Braised Salmon Belly in Miso Sauce

Pin It

This recipe is adapted from Saba no Miso-ni (Braised Mackerel in Miso Sauce). Gimli Fish Market is one of stores that I like to buy my fish. Last week, I bought a package of Pickerel Cheeks, Salmon Trims and Swordfish.

Salmon trims are the cuts from salmon belly. I firstly felt in love with salmon belly teriyaki at the Sushi Hut in Brandon. I haven’t found this dish on the menu of Japanese restaurants in Winnipeg yet.

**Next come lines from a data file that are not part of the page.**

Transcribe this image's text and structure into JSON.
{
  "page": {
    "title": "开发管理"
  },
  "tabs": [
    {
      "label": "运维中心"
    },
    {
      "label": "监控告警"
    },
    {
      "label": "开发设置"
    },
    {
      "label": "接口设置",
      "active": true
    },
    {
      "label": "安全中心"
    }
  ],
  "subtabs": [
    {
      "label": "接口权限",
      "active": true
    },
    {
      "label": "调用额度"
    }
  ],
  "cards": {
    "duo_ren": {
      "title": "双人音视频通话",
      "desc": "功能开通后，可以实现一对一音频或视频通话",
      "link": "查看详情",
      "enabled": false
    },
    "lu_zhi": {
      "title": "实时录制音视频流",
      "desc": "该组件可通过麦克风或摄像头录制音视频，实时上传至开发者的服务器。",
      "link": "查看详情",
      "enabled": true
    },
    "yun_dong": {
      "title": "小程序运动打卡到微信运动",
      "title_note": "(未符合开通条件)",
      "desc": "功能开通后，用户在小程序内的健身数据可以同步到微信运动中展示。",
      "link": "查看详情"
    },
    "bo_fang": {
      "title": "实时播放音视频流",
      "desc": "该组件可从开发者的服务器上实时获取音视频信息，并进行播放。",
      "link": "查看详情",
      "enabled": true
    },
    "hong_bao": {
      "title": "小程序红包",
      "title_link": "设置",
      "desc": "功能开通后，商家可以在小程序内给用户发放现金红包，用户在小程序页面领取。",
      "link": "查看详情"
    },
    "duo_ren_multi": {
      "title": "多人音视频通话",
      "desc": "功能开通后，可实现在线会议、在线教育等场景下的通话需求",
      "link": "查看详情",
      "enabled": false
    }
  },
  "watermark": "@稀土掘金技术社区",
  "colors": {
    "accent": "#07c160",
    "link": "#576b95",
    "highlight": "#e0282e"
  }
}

I was trying to recreate that salmon belly teriyaki. The moment I opened my fridge, I changed my mind. I saw miso packages, so I decided to open up my Japanese cookbook “Everyday Harumi” by Harumi Kurihara that I won from Serge the Concierge. I found a perfect recipe by using my miso, mirin, berry sugar (known as superfine sugar). It’s a recipe of Saba no Miso-ni. No saba (mackerel in English) no worry! There was a package of salmon belly trims.

If any readers speak Japanese, please let me know what the proper way to give this dish name since I used salmon belly.

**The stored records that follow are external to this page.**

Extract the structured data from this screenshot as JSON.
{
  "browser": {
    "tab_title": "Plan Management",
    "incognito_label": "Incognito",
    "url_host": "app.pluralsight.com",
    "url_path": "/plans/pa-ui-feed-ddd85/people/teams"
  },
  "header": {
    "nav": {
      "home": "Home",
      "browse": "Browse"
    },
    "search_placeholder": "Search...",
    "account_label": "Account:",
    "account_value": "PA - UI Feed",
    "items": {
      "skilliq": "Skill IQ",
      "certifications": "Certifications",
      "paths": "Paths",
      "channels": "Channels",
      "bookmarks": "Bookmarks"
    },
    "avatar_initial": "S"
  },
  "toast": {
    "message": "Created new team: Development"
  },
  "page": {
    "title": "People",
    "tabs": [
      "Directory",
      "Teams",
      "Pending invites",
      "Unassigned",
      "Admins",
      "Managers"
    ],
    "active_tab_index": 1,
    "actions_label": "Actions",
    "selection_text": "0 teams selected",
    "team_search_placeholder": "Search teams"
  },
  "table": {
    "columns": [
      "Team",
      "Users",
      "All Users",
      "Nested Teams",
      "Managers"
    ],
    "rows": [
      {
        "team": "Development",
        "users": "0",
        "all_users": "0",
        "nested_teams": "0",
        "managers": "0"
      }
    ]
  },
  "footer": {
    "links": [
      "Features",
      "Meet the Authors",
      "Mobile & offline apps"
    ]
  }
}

Braised Salmon Belly in Miso Sauce
recipe by Harumi Kurihara, modified by me

16 oz salmon belly trims
2 1/2 oz fresh ginger
2 cups sake (I substituted for clam juice, you have a choice to substitute with rice vinegar)
6 tbsps awase miso (a mix between aka and shiro miso)
6 tbsps berry sugar (also known as superfine sugar)
1/2 cup mirin
1/2 cup soy sauce (I used light soy sauce)

1. Scrap ginger skin off with a spoon. Slice it thinly
2. Place clam juice, miso, sugar, mirin, and soy sauce into a saucepan and bring to a boil.
3. Add the ginger. When the sauce comes to a boil again, place the salmon belly trims in a single layer. Put the lid on and cook on low heat for about 5-10 minutes, by which time the sauce will have reduce and thickened.*
4. Serve on a plate and pour the remaining sauce over the fish.

* I have changed the cooking step a bit since salmon is very quick to cook. So, I don’t want to overcook them.

Pin It

About the Author

An Indonesian-born who lived in Winnipeg Edmonton, Canada for more than a decade prior to move to Edmonton in 2017. Indonesia Eats is a memoir of her homeland.